PHOTO ESSAY: Allied Arts Competition showcases student work

People looking at gallery

It is a little ironic how finding student artwork can be difficult to find on a campus full of students making art. Allied Arts wanted to give a specific place for student artwork in the basement of the student union in the 7th annual Student Union Art Competition. 

Group talking

The competition took in submission from students of all backgrounds. Gianna Martucci-Fink worked with Allied Arts to make sure the gallery was curated for students by students. 

“I never want people to think this event is just targeted at art students," Martucci-Fink said. "The goal of having art in the student union is to bring in this diversity and this inclusiveness that we can bring to campus through art.”

Bec with painting

With varying sizes of displays, apparel merchandising and sustainable design senior, Becs Burroughs' piece was an attention grabber.

“With this painting I was watching a bunch of scary movies and I noticed a common theme amongst the female characters and how they mixed horror and seduction," Burroughs said. "So this one, it’s kinda scary and all the blood and gore and all the gross stuff. But there’s also still an aspect of her being sensual and being sexy.”

Bec talking

The attention was the point of both of her pieces on display. Both with focuses on the female form. Burroughs wanted to get a reaction from the people who see her paintings. 

“I just kinda want people to respond accordingly," Burroughs said. "I think everyone has a different response to it. Like people will look at this one and kinda go 'oh ew' and some people look at it and go ‘oh that’s beautiful, I love that.’ I think it is just kinda interesting seeing the different responses that people have.”

Anne-Marie with painting

In contrast to the bright red of Burroughs' "Female Horror," Anne-Marie Hagen's black and white "Finally" gives a break to the eyes in more ways than one.

“I definitely titled it Finally because at the time I wasn’t getting a whole lot of sleep and in class we would have models who they have to stay still for 15 minutes so they would progressively fall asleep while they were modeling for us," Hagen said. "I just kinda wanted to capture that restfulness that I saw in them.” 

Anne-Marie talking

The charcoal on newsprint piece added to the overall diversity of the entire gallery with photography, traditional oil paintings and digital art. Even within Hagen's piece there was a demonstration of different styles. 

“I think to each their own," Hagen said. "You can take what you like from it. The kind of different styles between that you can do what you want with art. It doesn’t have to look super realistic, it can kinda be how you see the world which is actually art.”

People looking at gallery

The display of different styles somehow all centered around the theme of the human form by complete accident is something Martucci-Fink felt would be important for a gallery like this.

“Art is this universal way of communicating with people, it is a great way to show diversity and inclusion," Martucci-Fink said. "We have many different perspectives from many different artists. We have a female perspective, a psychological perspective, a queer perspective so it a very inclusive body of work which I am so thrilled about.”

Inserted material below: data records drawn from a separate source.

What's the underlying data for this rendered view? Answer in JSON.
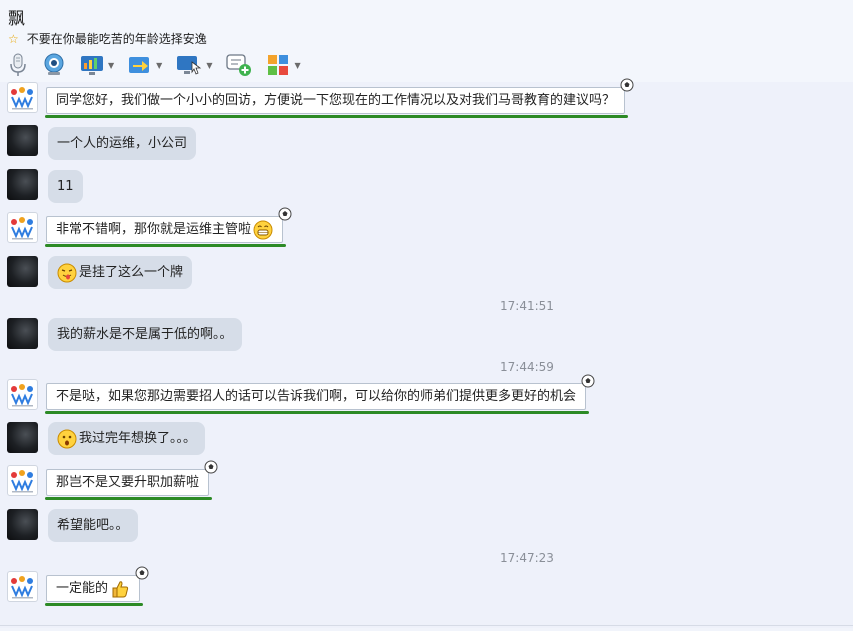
{
  "header": {
    "contact_name": "飘",
    "signature": "不要在你最能吃苦的年龄选择安逸"
  },
  "toolbar": {
    "items": [
      {
        "icon": "microphone-icon"
      },
      {
        "icon": "webcam-icon"
      },
      {
        "icon": "screen-share-icon"
      },
      {
        "icon": "send-file-icon"
      },
      {
        "icon": "remote-assist-icon"
      },
      {
        "icon": "message-add-icon"
      },
      {
        "icon": "apps-grid-icon"
      }
    ]
  },
  "chat": {
    "messages": [
      {
        "sender": "teacher",
        "text": "同学您好，我们做一个小小的回访，方便说一下您现在的工作情况以及对我们马哥教育的建议吗？"
      },
      {
        "sender": "student",
        "text": "一个人的运维，小公司"
      },
      {
        "sender": "student",
        "text": "11"
      },
      {
        "sender": "teacher",
        "text": "非常不错啊，那你就是运维主管啦",
        "emoji": "grin-emoji"
      },
      {
        "sender": "student",
        "text": "是挂了这么一个牌",
        "emoji": "tongue-emoji"
      },
      {
        "timestamp": "17:41:51"
      },
      {
        "sender": "student",
        "text": "我的薪水是不是属于低的啊。。"
      },
      {
        "timestamp": "17:44:59"
      },
      {
        "sender": "teacher",
        "text": "不是哒，如果您那边需要招人的话可以告诉我们啊，可以给你的师弟们提供更多更好的机会"
      },
      {
        "sender": "student",
        "text": "我过完年想换了。。。",
        "emoji": "surprised-emoji"
      },
      {
        "sender": "teacher",
        "text": "那岂不是又要升职加薪啦"
      },
      {
        "sender": "student",
        "text": "希望能吧。。"
      },
      {
        "timestamp": "17:47:23"
      },
      {
        "sender": "teacher",
        "text": "一定能的",
        "emoji": "thumbs-up-emoji"
      }
    ]
  },
  "colors": {
    "bubble_gray": "#d6dde8",
    "underline_green": "#2c8a25",
    "timestamp": "#8a8f98"
  }
}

Kately Towsley with picture

Kately Towsley was a finalist in the competition, with the help of her husband displaying his human form.

“This is my husband," Towsley said. "He was somewhat unwittingly coaxed into it. But essentially saw it, saw the linearity of the concrete path and thought ‘this would be a really good way to emphasize the body and concrete really references the human impact on landscape. So to put the human there was just to reiterate that.” 

Kately talking

While her piece was the only photograph used in the gallery, it was a still a kind of art in using a traditional large format 4x5 camera. 

 “It was hot, a little steamy under basically a blanket and it gave you a different experience, Towsley said. "We all take pictures on phones or a DSLR typically so to go analog is a really unique experience but to do it in such a traditional way and start thinking about how... (photographers) lunged this equipment out into fields or rural areas. There were so many photographers that had to do that for years because there was nothing else.”

Women gesture at painting

The gallery is displayed down in the student union basement and changes monthly. Exposure to art, Martucci-Fink feels will unite students in their common struggles and triumphs. 

“This time in our colleagues and peers lives it is very hard and difficult to navigate all these things," Martucci-Fink said. "I think a good way to, as cliche as it sounds, come together and navigate these feelings and concepts of identity.”